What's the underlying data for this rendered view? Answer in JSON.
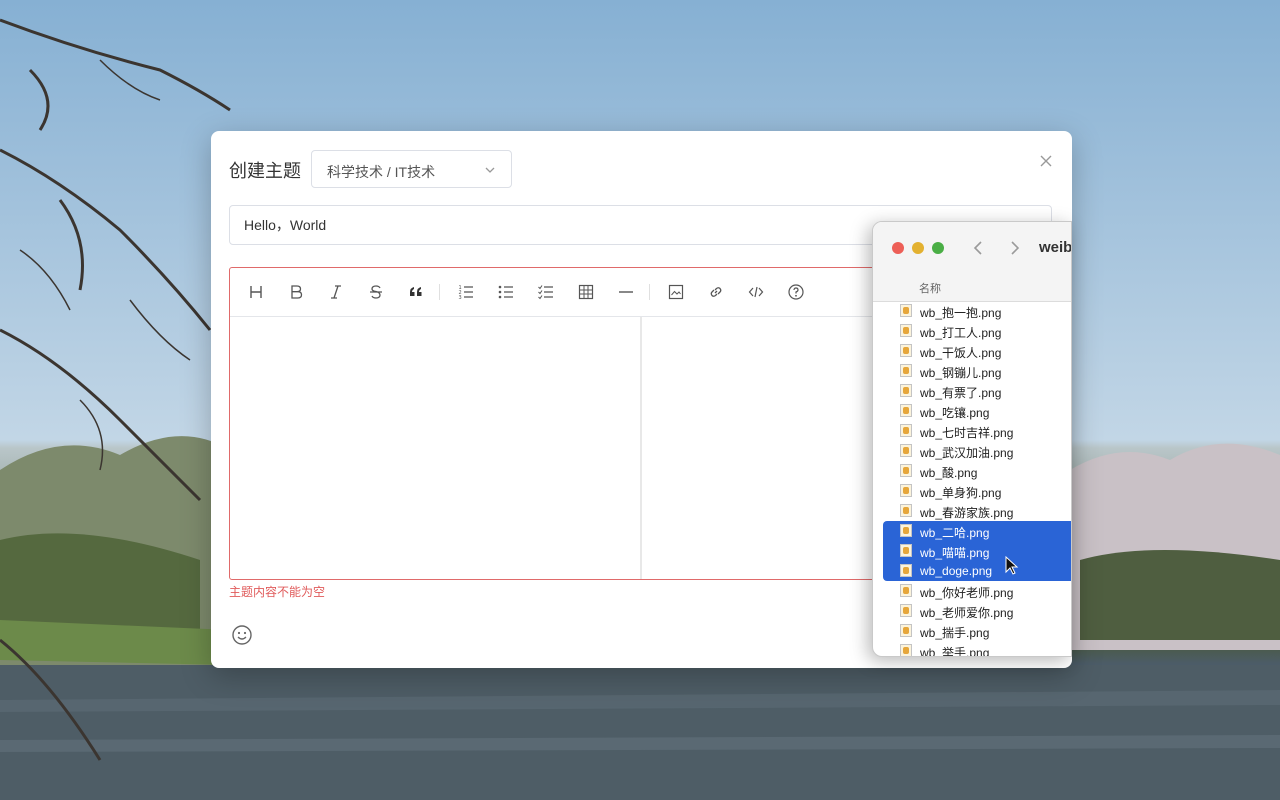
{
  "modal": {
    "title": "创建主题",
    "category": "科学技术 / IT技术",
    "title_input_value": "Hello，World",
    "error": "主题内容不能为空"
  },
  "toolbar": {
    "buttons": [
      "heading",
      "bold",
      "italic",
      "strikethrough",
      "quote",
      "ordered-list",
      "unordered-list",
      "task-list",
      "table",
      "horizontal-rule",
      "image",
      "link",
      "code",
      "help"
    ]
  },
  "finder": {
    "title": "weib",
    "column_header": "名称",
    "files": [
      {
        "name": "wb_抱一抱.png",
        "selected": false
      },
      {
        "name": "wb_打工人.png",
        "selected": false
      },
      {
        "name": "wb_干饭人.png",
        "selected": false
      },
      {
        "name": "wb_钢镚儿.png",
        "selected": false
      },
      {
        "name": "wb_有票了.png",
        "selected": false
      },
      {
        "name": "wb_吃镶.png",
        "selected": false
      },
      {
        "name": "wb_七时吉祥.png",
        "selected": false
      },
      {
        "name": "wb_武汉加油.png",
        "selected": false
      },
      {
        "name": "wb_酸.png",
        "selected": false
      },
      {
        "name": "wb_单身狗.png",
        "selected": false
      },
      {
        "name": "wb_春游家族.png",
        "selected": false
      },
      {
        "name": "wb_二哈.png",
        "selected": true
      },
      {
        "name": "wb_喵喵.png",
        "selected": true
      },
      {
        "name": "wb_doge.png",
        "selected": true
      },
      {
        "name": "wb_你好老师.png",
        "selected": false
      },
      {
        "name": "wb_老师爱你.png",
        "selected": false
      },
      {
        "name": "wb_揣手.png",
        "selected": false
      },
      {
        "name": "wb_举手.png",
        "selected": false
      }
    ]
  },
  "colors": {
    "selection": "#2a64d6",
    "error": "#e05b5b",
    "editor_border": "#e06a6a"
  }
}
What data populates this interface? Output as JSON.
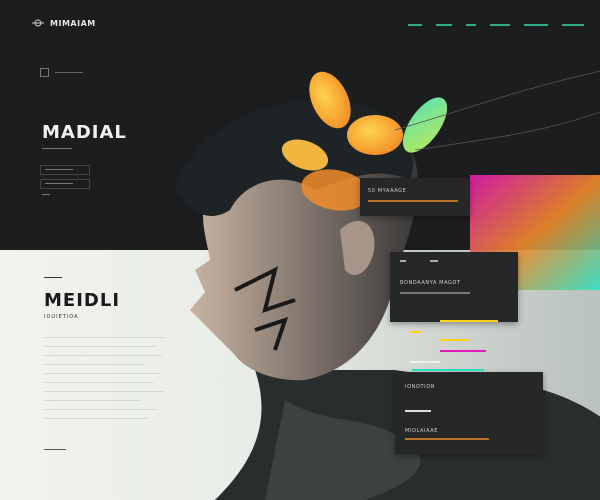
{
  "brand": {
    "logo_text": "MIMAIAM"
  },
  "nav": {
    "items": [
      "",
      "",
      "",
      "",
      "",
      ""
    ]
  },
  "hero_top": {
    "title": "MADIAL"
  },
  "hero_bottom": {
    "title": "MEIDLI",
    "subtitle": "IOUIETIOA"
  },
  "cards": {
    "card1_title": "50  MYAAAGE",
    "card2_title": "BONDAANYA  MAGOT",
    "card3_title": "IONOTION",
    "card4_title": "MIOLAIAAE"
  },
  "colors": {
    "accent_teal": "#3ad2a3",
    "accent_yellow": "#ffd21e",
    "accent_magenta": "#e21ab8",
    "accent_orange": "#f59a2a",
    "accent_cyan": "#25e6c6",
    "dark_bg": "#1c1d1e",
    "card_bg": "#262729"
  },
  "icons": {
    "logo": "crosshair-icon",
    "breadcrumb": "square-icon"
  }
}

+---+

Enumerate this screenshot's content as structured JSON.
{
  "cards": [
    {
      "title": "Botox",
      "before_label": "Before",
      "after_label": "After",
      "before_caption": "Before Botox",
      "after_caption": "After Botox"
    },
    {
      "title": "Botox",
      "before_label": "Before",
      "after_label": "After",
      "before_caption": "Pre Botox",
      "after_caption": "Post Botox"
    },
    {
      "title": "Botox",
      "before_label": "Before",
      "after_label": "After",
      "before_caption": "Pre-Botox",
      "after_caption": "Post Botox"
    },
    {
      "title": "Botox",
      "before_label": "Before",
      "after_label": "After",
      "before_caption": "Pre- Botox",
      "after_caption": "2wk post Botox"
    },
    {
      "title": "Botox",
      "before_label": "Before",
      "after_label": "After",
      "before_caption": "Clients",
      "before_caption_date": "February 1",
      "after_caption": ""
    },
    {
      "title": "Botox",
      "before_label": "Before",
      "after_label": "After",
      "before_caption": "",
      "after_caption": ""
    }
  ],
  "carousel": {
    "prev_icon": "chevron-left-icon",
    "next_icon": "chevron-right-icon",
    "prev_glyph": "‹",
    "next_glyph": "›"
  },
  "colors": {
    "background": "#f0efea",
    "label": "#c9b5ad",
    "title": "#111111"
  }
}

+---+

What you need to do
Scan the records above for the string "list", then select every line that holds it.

Answer to this exercise
      "ordered-list",
      "unordered-list",
      "task-list",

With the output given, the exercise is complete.